For all its choppiness, the film settles on some specific topics long enough to get more than the general gist of what Dr. Chomsky is saying. A little over an hour into the documentary, the East Timor genocide of the late 1970s is fascinatingly explored; the topic builds upon already sketched theories about the media and why this story was censored in countries responsible for its occurrence. This is powerful stuff. I wish the film had more of such moments, since the scope of Dr. Chomsky's controversial work has surely supplied ample cases of similarly thought-provoking value. Yet, this one alone is enough to save the documentary from simply being a hagiography of its star intellectual, as it often comes across.
Indeed, a major criticism of the film is that the viewer need be very much acquainted with the subjects discussed to be able to understand the hodge-podge references and sound-bytes to which Mr. Chomsky's complicated views on numerous subjects are reduced; the quick summary, edited style of the film actually has the effect of oddly cheerleading this humble protagonist with a slightly propagandistic drumbeat of ridicule toward every critic of his; mostly through media clips, it's inferred such detractors are either corrupt or unreasonable without showing us exactly why by providing the full context. Even if some, such as The New York Times' representatives, are given their fair say, most are dismissively (though sometimes fairly) exposed for their shrill intolerance in contrast to our hero's respectful calm. It's ironic that a film correctly criticizing the mainstream media so heavily for its brevity and bias is caught up in the same problem.
Perhaps, this is why Disc 2 is so welcome and worth 5 stars. Some of the interview segments used in the film with criminal brevity and without needed context are provided in full here: a half hour 1969 episode of "Firing Line" with William Buckley, Jr. discussing various Cold War issues, a 16-minute WGBH interview from 1986 with Dr. Chomsky and the President of Boston University, John Silber, and a half-hour debate with Michel Foucault from 1971, for which there are unfortunately no English subtitles for Mr. Foucault's French; for anyone with a reasonable understanding of French, it might not be too much of a problem, though, and Mr. Chomsky speaks in English. Perhaps most precious are: the 2007 41-minute interview by the film makers of Dr. Chomsky on the relevance of the film and an update of its subject matter, including East Timor; and the hour and a half 2005 Harvard University debate between the pro-Israeli celebrity lawyer Alan Dershowitz and Dr. Chomsky, who argues for a humanizing, fairer view of Palestinians.
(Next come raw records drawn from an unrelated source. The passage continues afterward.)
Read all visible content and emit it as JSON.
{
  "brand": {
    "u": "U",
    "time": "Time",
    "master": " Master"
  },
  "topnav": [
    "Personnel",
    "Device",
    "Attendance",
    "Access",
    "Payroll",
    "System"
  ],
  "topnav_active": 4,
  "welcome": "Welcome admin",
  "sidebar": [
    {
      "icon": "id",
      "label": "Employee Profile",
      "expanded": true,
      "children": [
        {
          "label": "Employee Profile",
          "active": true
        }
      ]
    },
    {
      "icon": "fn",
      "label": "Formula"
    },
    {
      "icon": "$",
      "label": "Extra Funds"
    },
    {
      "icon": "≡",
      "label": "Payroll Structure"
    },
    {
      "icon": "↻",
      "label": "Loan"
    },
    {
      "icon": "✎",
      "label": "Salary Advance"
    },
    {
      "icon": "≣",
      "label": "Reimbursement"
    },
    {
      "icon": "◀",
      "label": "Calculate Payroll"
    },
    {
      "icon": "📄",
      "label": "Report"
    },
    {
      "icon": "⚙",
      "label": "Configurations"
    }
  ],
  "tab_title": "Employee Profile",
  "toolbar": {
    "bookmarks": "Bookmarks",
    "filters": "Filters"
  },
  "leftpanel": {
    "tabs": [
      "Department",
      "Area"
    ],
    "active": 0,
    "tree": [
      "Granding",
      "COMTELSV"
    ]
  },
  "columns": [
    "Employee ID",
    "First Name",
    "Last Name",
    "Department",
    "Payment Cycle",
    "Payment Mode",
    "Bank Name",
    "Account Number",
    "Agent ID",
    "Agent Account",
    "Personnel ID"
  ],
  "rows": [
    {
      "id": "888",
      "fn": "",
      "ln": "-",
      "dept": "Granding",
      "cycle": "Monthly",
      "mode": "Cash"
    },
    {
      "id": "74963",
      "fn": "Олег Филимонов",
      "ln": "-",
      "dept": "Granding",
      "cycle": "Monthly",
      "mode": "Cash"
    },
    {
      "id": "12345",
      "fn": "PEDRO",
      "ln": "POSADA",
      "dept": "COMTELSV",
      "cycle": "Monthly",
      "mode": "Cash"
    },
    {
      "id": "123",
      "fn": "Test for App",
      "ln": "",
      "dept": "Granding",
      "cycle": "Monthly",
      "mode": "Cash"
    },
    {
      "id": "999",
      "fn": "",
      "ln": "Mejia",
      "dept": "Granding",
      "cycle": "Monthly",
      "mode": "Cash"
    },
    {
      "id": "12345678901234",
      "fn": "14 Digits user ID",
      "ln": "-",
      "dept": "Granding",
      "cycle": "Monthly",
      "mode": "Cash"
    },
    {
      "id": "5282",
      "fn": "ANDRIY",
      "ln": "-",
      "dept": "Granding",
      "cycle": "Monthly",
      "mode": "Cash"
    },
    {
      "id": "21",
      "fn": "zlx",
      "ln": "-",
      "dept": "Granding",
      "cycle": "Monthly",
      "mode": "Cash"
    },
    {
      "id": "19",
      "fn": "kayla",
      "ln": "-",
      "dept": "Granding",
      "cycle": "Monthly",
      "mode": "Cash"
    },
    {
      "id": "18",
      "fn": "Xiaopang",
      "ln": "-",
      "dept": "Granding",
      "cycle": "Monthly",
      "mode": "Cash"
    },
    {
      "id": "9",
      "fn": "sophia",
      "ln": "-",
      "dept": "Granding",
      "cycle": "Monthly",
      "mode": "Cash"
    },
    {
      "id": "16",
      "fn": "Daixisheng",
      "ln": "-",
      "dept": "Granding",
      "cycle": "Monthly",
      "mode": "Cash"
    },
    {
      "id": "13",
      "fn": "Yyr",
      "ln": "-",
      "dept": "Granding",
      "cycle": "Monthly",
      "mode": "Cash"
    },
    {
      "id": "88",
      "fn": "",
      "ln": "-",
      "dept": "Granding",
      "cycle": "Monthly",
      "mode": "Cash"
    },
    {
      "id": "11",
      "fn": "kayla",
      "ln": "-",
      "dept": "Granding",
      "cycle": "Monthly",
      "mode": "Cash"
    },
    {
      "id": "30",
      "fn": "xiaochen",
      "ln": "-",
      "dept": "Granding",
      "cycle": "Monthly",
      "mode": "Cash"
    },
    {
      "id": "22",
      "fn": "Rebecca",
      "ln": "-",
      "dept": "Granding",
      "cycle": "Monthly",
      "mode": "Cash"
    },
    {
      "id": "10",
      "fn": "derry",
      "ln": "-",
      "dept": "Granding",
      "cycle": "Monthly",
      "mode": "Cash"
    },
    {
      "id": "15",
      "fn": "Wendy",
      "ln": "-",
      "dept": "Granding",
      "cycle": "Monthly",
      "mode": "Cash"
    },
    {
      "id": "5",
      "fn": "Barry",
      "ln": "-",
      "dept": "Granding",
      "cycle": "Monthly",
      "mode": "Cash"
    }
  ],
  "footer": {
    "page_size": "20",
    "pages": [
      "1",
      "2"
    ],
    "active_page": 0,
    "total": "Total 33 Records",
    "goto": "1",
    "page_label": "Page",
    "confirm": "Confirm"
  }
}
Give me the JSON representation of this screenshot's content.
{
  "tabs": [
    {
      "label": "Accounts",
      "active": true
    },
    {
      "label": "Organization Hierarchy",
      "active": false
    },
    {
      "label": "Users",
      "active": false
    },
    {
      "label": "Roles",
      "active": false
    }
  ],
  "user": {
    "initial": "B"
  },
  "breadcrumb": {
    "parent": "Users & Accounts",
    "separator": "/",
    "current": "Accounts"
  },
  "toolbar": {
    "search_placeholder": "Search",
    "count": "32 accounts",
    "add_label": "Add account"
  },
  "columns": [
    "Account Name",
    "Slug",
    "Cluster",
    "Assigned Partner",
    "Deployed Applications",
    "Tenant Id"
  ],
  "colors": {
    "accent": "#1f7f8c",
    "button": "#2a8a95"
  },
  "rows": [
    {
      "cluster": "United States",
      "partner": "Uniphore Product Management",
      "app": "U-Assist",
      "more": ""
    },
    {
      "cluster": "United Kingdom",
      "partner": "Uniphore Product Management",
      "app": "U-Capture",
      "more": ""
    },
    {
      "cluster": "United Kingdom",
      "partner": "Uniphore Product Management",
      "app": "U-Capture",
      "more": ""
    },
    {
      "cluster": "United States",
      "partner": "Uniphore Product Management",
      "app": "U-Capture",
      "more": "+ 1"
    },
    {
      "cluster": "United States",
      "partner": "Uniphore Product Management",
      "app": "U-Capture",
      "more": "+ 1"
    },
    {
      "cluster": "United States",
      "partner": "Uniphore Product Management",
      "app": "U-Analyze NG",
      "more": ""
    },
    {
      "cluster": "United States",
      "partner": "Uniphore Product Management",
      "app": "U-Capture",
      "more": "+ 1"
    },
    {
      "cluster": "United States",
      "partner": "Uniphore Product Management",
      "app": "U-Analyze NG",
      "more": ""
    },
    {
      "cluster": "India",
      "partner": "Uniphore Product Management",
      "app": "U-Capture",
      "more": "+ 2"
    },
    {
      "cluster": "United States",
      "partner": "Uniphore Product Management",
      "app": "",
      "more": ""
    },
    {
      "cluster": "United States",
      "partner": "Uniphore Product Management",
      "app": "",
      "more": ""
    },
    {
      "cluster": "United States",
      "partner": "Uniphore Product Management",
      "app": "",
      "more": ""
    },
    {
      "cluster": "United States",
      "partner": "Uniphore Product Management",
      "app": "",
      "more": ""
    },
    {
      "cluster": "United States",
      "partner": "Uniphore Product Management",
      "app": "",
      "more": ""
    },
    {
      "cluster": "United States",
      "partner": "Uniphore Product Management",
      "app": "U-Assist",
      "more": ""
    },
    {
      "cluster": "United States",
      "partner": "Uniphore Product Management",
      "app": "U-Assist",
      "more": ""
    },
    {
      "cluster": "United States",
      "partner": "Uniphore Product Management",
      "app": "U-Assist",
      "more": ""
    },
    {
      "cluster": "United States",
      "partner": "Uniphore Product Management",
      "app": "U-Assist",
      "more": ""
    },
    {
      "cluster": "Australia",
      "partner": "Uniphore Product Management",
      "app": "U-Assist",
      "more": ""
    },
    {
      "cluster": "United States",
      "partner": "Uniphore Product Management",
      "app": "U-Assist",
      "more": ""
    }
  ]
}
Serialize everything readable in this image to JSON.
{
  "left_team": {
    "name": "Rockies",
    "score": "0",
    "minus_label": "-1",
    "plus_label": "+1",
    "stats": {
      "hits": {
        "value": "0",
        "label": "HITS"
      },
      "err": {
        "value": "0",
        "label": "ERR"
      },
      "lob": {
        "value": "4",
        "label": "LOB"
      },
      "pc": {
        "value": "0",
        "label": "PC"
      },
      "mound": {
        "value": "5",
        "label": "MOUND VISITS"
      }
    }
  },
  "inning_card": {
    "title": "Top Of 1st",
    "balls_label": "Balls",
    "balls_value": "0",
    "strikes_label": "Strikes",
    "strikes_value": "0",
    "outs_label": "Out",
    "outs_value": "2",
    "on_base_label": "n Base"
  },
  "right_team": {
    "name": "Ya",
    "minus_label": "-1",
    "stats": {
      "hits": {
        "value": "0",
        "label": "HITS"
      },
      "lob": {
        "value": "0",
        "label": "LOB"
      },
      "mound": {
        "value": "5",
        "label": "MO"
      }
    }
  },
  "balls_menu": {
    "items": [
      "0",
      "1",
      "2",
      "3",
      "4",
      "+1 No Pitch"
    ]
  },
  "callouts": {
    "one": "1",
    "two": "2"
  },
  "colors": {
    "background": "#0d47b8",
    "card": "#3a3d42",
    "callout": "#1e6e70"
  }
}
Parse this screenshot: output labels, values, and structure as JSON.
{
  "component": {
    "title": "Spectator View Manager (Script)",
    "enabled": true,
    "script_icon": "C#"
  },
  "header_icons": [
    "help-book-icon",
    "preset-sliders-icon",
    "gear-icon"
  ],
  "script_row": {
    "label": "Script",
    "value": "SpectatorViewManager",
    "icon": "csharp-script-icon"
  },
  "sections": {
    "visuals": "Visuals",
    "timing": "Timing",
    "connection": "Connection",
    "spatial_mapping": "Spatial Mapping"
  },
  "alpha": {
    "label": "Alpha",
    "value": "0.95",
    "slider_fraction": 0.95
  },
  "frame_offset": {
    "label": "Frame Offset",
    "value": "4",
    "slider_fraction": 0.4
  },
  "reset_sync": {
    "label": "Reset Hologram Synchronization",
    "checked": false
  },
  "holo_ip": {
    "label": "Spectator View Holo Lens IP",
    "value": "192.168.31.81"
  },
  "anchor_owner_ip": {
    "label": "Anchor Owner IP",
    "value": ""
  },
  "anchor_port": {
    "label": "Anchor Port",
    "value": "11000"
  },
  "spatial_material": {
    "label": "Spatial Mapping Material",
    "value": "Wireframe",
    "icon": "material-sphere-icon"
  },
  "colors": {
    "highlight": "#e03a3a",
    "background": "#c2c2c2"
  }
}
I wish the film makers had included another disc's worth of material referenced in the documentary, such as the 11-minute "McNeil/Lehrer Newshour" interview from 1991. It's these longer primary sources that allow for greater understanding of the subtleties of Noam Chomsky's views and it's why Disc 2 easily makes this DVD worth the purchase. If anything, even the documentary sparked enough of my curiosity to make me want to know even more about Noam Chomsky's views than what's presented here, and that was probably the whole point.